[GIVEN INFORMATION — start]

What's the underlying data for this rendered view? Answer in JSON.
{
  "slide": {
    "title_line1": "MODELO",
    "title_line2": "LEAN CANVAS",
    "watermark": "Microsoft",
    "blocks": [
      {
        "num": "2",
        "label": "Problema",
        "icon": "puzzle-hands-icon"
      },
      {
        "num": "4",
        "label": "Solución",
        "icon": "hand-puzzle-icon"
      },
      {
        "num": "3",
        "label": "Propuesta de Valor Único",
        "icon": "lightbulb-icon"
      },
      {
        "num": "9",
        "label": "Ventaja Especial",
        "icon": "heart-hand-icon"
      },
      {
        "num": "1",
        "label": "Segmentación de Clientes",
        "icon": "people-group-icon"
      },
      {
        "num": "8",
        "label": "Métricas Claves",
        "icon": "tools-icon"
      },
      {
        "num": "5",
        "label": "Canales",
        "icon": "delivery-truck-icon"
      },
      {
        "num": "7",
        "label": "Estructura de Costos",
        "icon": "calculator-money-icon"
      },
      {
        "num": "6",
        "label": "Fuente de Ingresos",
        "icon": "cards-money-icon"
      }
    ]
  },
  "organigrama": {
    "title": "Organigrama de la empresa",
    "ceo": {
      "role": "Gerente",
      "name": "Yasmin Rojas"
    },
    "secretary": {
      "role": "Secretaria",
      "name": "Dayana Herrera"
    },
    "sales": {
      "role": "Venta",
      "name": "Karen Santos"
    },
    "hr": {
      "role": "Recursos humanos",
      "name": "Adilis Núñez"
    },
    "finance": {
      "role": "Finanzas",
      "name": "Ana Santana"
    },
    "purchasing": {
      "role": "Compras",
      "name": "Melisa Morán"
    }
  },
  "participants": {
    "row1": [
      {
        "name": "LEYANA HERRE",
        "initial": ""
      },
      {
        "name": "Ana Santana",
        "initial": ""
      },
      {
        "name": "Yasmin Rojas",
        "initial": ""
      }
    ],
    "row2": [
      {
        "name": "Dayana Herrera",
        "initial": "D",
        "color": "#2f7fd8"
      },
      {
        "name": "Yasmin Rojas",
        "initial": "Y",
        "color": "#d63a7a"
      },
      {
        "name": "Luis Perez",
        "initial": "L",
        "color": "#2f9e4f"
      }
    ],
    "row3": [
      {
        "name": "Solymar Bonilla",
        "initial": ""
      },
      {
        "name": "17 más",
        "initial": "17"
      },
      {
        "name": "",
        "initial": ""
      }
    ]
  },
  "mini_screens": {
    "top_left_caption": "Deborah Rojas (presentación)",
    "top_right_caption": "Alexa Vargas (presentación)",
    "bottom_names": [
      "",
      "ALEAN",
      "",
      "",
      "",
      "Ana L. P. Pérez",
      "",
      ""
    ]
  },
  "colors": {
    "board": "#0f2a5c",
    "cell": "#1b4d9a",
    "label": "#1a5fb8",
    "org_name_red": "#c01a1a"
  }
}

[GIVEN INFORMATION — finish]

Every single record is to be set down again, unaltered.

What's the underlying data for this rendered view? Answer in JSON.
{
  "slide": {
    "title_line1": "MODELO",
    "title_line2": "LEAN CANVAS",
    "watermark": "Microsoft",
    "blocks": [
      {
        "num": "2",
        "label": "Problema",
        "icon": "puzzle-hands-icon"
      },
      {
        "num": "4",
        "label": "Solución",
        "icon": "hand-puzzle-icon"
      },
      {
        "num": "3",
        "label": "Propuesta de Valor Único",
        "icon": "lightbulb-icon"
      },
      {
        "num": "9",
        "label": "Ventaja Especial",
        "icon": "heart-hand-icon"
      },
      {
        "num": "1",
        "label": "Segmentación de Clientes",
        "icon": "people-group-icon"
      },
      {
        "num": "8",
        "label": "Métricas Claves",
        "icon": "tools-icon"
      },
      {
        "num": "5",
        "label": "Canales",
        "icon": "delivery-truck-icon"
      },
      {
        "num": "7",
        "label": "Estructura de Costos",
        "icon": "calculator-money-icon"
      },
      {
        "num": "6",
        "label": "Fuente de Ingresos",
        "icon": "cards-money-icon"
      }
    ]
  },
  "organigrama": {
    "title": "Organigrama de la empresa",
    "ceo": {
      "role": "Gerente",
      "name": "Yasmin Rojas"
    },
    "secretary": {
      "role": "Secretaria",
      "name": "Dayana Herrera"
    },
    "sales": {
      "role": "Venta",
      "name": "Karen Santos"
    },
    "hr": {
      "role": "Recursos humanos",
      "name": "Adilis Núñez"
    },
    "finance": {
      "role": "Finanzas",
      "name": "Ana Santana"
    },
    "purchasing": {
      "role": "Compras",
      "name": "Melisa Morán"
    }
  },
  "participants": {
    "row1": [
      {
        "name": "LEYANA HERRE",
        "initial": ""
      },
      {
        "name": "Ana Santana",
        "initial": ""
      },
      {
        "name": "Yasmin Rojas",
        "initial": ""
      }
    ],
    "row2": [
      {
        "name": "Dayana Herrera",
        "initial": "D",
        "color": "#2f7fd8"
      },
      {
        "name": "Yasmin Rojas",
        "initial": "Y",
        "color": "#d63a7a"
      },
      {
        "name": "Luis Perez",
        "initial": "L",
        "color": "#2f9e4f"
      }
    ],
    "row3": [
      {
        "name": "Solymar Bonilla",
        "initial": ""
      },
      {
        "name": "17 más",
        "initial": "17"
      },
      {
        "name": "",
        "initial": ""
      }
    ]
  },
  "mini_screens": {
    "top_left_caption": "Deborah Rojas (presentación)",
    "top_right_caption": "Alexa Vargas (presentación)",
    "bottom_names": [
      "",
      "ALEAN",
      "",
      "",
      "",
      "Ana L. P. Pérez",
      "",
      ""
    ]
  },
  "colors": {
    "board": "#0f2a5c",
    "cell": "#1b4d9a",
    "label": "#1a5fb8",
    "org_name_red": "#c01a1a"
  }
}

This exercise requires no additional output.